▶ **What you should do**
Report each line of the records below that holds the word "message".
=======
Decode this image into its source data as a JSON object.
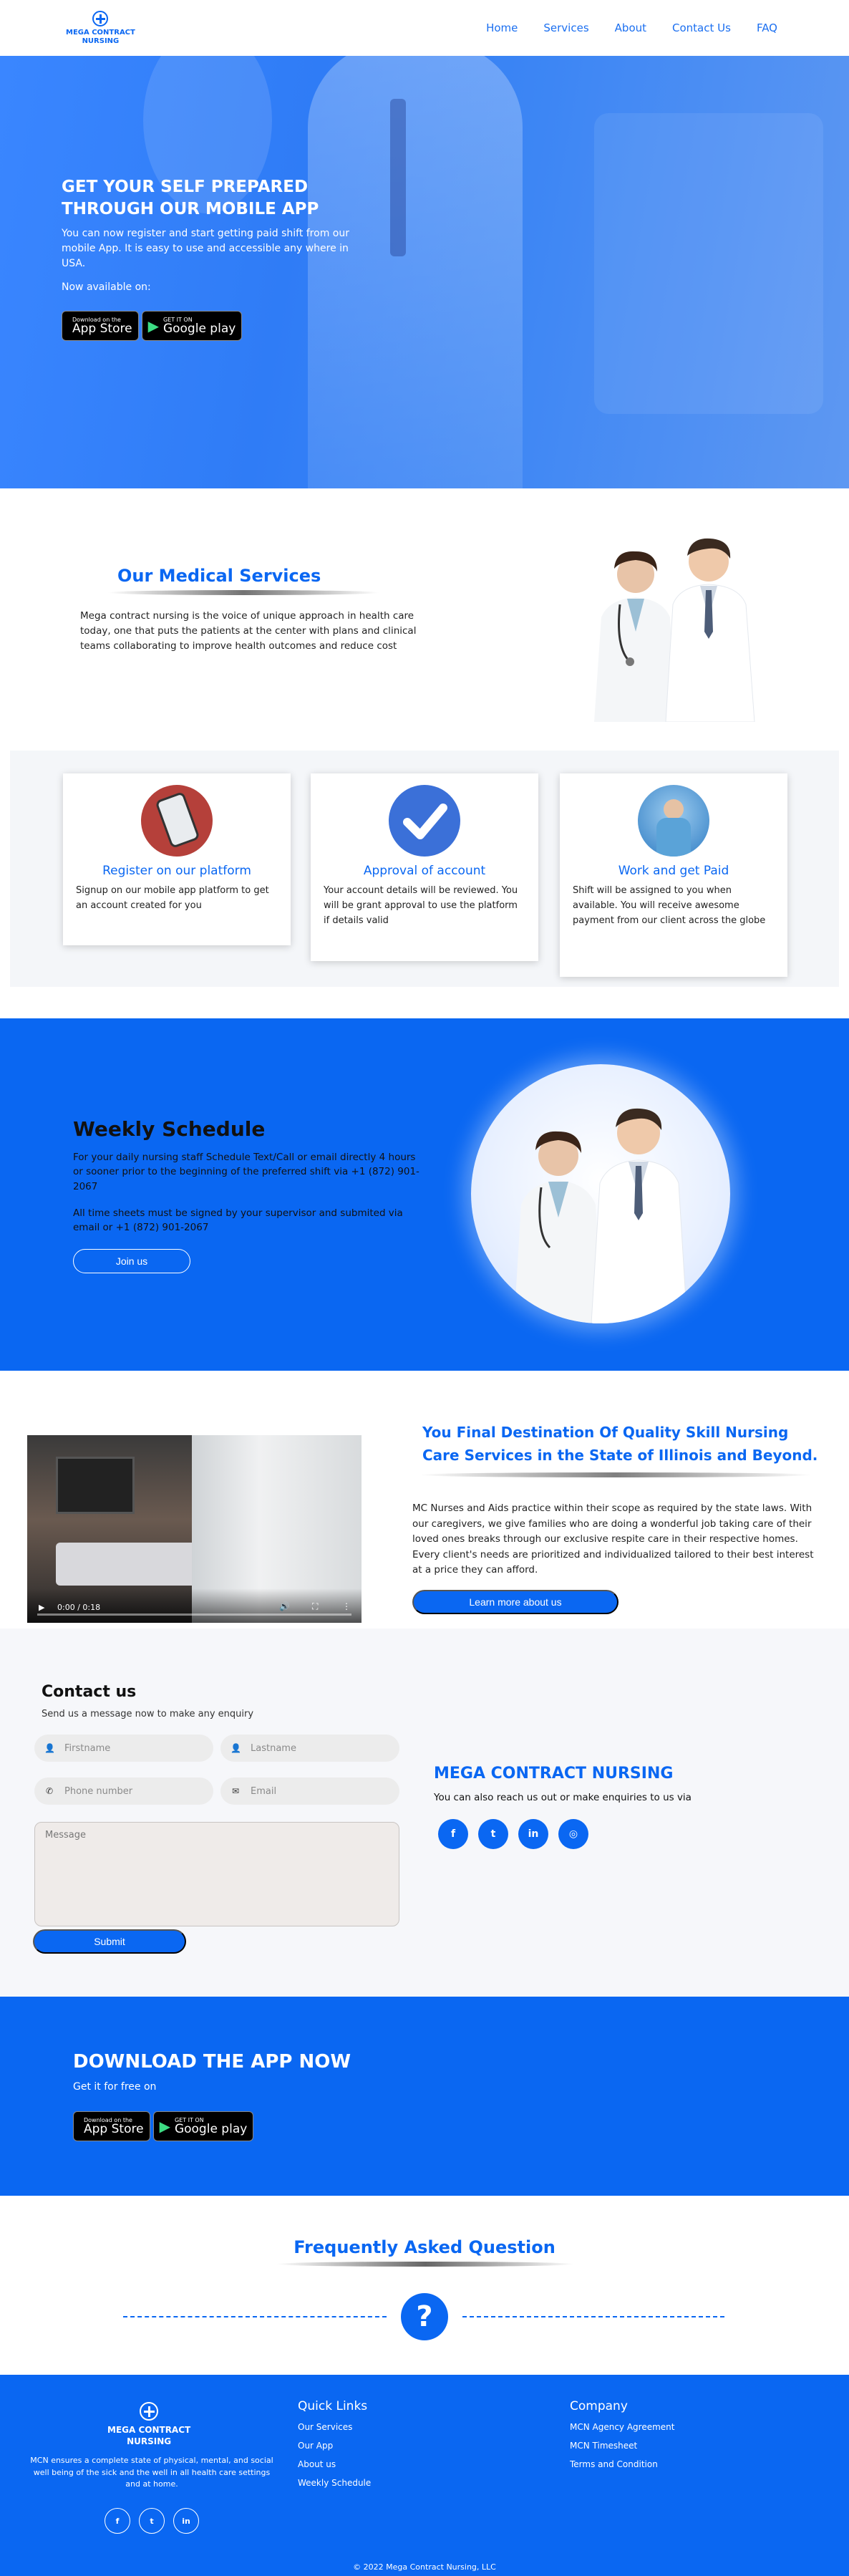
{
  "brand": {
    "line1": "MEGA CONTRACT",
    "line2": "NURSING"
  },
  "nav": {
    "items": [
      "Home",
      "Services",
      "About",
      "Contact Us",
      "FAQ"
    ]
  },
  "hero": {
    "title_line1": "GET YOUR SELF PREPARED",
    "title_line2": "THROUGH OUR MOBILE APP",
    "text": "You can now register and start getting paid shift from our mobile App. It is easy to use and accessible any where in USA.",
    "available": "Now available on:"
  },
  "badges": {
    "appstore_small": "Download on the",
    "appstore_big": "App Store",
    "play_small": "GET IT ON",
    "play_big": "Google play"
  },
  "medical": {
    "title": "Our Medical Services",
    "text": "Mega contract nursing is the voice of unique approach in health care today, one that puts the patients at the center with plans and clinical teams collaborating to improve health outcomes and reduce cost"
  },
  "steps": [
    {
      "title": "Register on our platform",
      "text": "Signup on our mobile app platform to get an account created for you"
    },
    {
      "title": "Approval of account",
      "text": "Your account details will be reviewed. You will be grant approval to use the platform if details valid"
    },
    {
      "title": "Work and get Paid",
      "text": "Shift will be assigned to you when available. You will receive awesome payment from our client across the globe"
    }
  ],
  "weekly": {
    "title": "Weekly Schedule",
    "p1": "For your daily nursing staff Schedule Text/Call or email directly 4 hours or sooner prior to the beginning of the preferred shift via +1 (872) 901-2067",
    "p2": "All time sheets must be signed by your supervisor and submited via email or +1 (872) 901-2067",
    "button": "Join us"
  },
  "video": {
    "time": "0:00 / 0:18"
  },
  "destination": {
    "title_line1": "You Final Destination Of Quality Skill Nursing",
    "title_line2": "Care Services in the State of Illinois and Beyond.",
    "text": "MC Nurses and Aids practice within their scope as required by the state laws. With our caregivers, we give families who are doing a wonderful job taking care of their loved ones breaks through our exclusive respite care in their respective homes. Every client's needs are prioritized and individualized tailored to their best interest at a price they can afford.",
    "button": "Learn more about us"
  },
  "contact": {
    "title": "Contact us",
    "subtitle": "Send us a message now to make any enquiry",
    "firstname": "Firstname",
    "lastname": "Lastname",
    "phone": "Phone number",
    "email": "Email",
    "message": "Message",
    "submit": "Submit",
    "brand": "MEGA CONTRACT NURSING",
    "reach": "You can also reach us out or make enquiries to us via"
  },
  "download": {
    "title": "DOWNLOAD THE APP NOW",
    "subtitle": "Get it for free on"
  },
  "faq": {
    "title": "Frequently Asked Question"
  },
  "footer": {
    "desc": "MCN ensures a complete state of physical, mental, and social well being of the sick and the well in all health care settings and at home.",
    "quick_title": "Quick Links",
    "quick": [
      "Our Services",
      "Our App",
      "About us",
      "Weekly Schedule"
    ],
    "company_title": "Company",
    "company": [
      "MCN Agency Agreement",
      "MCN Timesheet",
      "Terms and Condition"
    ],
    "copyright": "© 2022 Mega Contract Nursing, LLC"
  },
  "colors": {
    "primary": "#0a67f2",
    "hero": "#3a86ff",
    "light_bg": "#f6f7fa"
  }
}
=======
▶ **Answer box**
    "subtitle": "Send us a message now to make any enquiry",
    "message": "Message",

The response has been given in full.